This is a quick description of the minimum requirements to turn patient-mediated “transmit” into a usable system for feeding clinical data to a patient’s preferred endpoints. In my blog post last month, I described a small, incremental “trust tweak” asking ONC and CMS to converge on the Blue Button Patient Trust Bundle, so that any patient anywhere has the capability to send data to any app in the bundle.
This proposal builds on that initial tweak. I should be clear that the ideas here aren’t novel: they borrow very clearly from the Blue Button+ Direct implementation guide (which is not part of certification or MU — but aspects of it ought to be).
Continue reading “Certification/MU tweaks to support patient subscriptions”
In a blog post earlier this month, I advocated for ONC and CMS to adopt a grand scheme to improve patient data access through the SMART on FHIR API. Here, I’ll advocate for a very small scheme that ignores some of the big issues, but aims to patch up one of the most broken aspects of today’s system.
The problem: patient-facing “transmit” is broken
Not to mince words: ONC’s certification program and CMS’s attestation program are out of sync on patient access. As a result, patient portals don’t offer reliable “transmit” capabilities.
2014-certified EHR systems must demonstrate support for portal-based Direct message transmission, but providers don’t need to make these capabilities available for patients in real life. Today, two loopholes prevent patient access:
Continue reading “Improving patient access: small steps and patch-ups”
What’s a “Whitelist”?
As a follow-on to the last post about Direct messaging, I want to distinguish the Mass Medical Society’s vision of a “whitelist” from another concept that confusingly shares the “whitelist” moniker. Below, I’ll introduce two distinct terms and try to clarify the distinction:
“OR-gate whitelists” expand the communication pool
Mass Medical Society envisions a kind of per-physician “whitelist” that I’ll call an OR-gate whitelist. The basic premise of an OR-gate whitelist is that a physician can add any Direct address to her OR-gate whitelist via a UI in her EHR or HISP. By doing so, she’d be able to send secure e-mail to that address — regardless of CAs, trust bundles, or pre-existing local policy. An OR-gate whitelist acts like a logical “OR gate,” meaning that a message will be sent if institutional policy allows it, or if a physician’s personal OR-gate whitelist allows it. With OR-gate whitelists, physicians can send to any Direct endpoint in the world, full stop.
“AND-gate whitelists” restrict the communication pool
The current Massachusetts HIWay has a deployed a different kind of “whitelist” functionality that I’ll call an AND-gate whitelist.

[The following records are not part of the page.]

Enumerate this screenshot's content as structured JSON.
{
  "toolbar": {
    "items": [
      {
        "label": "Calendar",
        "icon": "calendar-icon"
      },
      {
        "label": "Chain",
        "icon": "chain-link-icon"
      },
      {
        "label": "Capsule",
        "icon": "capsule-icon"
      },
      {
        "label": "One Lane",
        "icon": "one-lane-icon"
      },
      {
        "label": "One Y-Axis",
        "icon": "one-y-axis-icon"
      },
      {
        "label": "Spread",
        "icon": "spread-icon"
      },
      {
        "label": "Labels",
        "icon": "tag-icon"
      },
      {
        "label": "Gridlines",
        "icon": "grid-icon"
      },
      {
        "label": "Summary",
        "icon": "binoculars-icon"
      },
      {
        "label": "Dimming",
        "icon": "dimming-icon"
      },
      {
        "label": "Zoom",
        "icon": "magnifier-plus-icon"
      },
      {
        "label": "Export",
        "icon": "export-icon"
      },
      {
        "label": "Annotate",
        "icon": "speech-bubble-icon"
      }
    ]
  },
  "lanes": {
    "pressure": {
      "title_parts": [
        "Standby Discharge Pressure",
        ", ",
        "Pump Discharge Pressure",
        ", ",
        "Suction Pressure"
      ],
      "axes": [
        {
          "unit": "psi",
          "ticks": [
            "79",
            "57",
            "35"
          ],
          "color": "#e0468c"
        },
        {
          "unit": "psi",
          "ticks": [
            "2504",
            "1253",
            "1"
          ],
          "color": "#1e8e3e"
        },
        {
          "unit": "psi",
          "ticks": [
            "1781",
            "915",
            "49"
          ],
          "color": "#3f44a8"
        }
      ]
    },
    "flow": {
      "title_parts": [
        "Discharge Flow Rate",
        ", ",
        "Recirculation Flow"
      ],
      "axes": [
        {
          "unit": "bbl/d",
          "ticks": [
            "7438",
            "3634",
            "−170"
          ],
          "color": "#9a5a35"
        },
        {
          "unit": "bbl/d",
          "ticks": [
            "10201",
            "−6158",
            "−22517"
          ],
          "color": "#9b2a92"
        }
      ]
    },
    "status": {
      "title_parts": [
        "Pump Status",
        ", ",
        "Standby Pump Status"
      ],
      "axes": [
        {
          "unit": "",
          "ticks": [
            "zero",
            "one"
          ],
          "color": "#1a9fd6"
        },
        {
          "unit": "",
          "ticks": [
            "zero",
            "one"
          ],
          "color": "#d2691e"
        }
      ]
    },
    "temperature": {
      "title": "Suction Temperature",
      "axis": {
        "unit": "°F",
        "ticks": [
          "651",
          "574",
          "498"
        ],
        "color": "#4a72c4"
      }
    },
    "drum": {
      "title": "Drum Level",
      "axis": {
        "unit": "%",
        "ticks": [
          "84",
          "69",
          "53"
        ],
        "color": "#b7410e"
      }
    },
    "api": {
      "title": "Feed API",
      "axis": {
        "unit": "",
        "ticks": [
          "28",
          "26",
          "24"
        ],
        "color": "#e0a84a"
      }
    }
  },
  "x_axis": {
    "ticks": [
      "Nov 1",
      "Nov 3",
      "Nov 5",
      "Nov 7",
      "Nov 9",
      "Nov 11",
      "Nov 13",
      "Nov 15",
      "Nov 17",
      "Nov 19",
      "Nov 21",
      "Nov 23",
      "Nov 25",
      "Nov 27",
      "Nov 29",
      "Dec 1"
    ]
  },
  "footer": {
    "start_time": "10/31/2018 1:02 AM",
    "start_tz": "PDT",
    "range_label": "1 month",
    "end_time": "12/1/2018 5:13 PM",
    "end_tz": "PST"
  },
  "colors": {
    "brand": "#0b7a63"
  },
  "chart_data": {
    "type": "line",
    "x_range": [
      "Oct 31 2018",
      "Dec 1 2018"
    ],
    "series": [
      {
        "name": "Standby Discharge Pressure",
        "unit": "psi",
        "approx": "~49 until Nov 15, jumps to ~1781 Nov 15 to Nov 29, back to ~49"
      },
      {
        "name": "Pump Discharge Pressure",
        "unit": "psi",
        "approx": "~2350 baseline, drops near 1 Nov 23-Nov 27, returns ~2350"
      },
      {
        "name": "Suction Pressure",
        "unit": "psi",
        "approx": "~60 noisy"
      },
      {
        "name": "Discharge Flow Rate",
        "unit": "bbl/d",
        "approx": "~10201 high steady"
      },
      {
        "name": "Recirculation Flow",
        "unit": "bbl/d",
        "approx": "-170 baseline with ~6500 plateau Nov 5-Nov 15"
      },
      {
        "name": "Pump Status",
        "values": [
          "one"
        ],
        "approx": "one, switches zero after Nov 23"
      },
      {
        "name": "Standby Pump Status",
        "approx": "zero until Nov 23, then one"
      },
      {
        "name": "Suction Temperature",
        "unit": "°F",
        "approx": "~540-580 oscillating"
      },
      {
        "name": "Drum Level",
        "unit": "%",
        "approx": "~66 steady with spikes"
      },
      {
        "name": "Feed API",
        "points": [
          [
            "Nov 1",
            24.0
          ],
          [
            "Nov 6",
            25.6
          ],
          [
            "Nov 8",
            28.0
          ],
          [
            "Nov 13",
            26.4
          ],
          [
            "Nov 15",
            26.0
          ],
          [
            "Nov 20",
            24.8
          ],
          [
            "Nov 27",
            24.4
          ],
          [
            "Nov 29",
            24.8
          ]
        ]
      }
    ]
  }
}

Mass HIWay maintains a state-wide AND-gate whitelist of acceptable Direct addresses to which HIWay users are allowed to send Direct messages. An AND-gate whitelist acts like a logical “AND gate,” meaning that a message will be sent only if institutional trust bundles allow it (i.e. the recipient’s cert is signed by a CA that the organization trusts) and the institution’s AND-gate whitelist allows it. So Mass HIWay’s state-wide AND-gate whitelist is a way to avoid allowing, say, “all eClinicalWorks users across the whole country” into the pool at once. Instead, access can be restricted to the intersection of two sets: “All eClinicalWorks users across the whole country” and “Users on the Mass HIWay AND-gate whitelist.”
MU2 is here, and with it: secure e-mail
As Meaningful Use 2014 EHRs come online this winter, clinicians across the country gain access the host of new features included in the MU 2014 Certification Requirements. In this post, we’ll dig into one of these features: EHR-based secure e-mail capabilities that operate using the “Direct Project” specification. (If you’re new to this world: when you hear “Direct Project,” you should think “secure e-mail for healthcare.”)
Continue reading “Direct Project: Secure e-mail in MU2”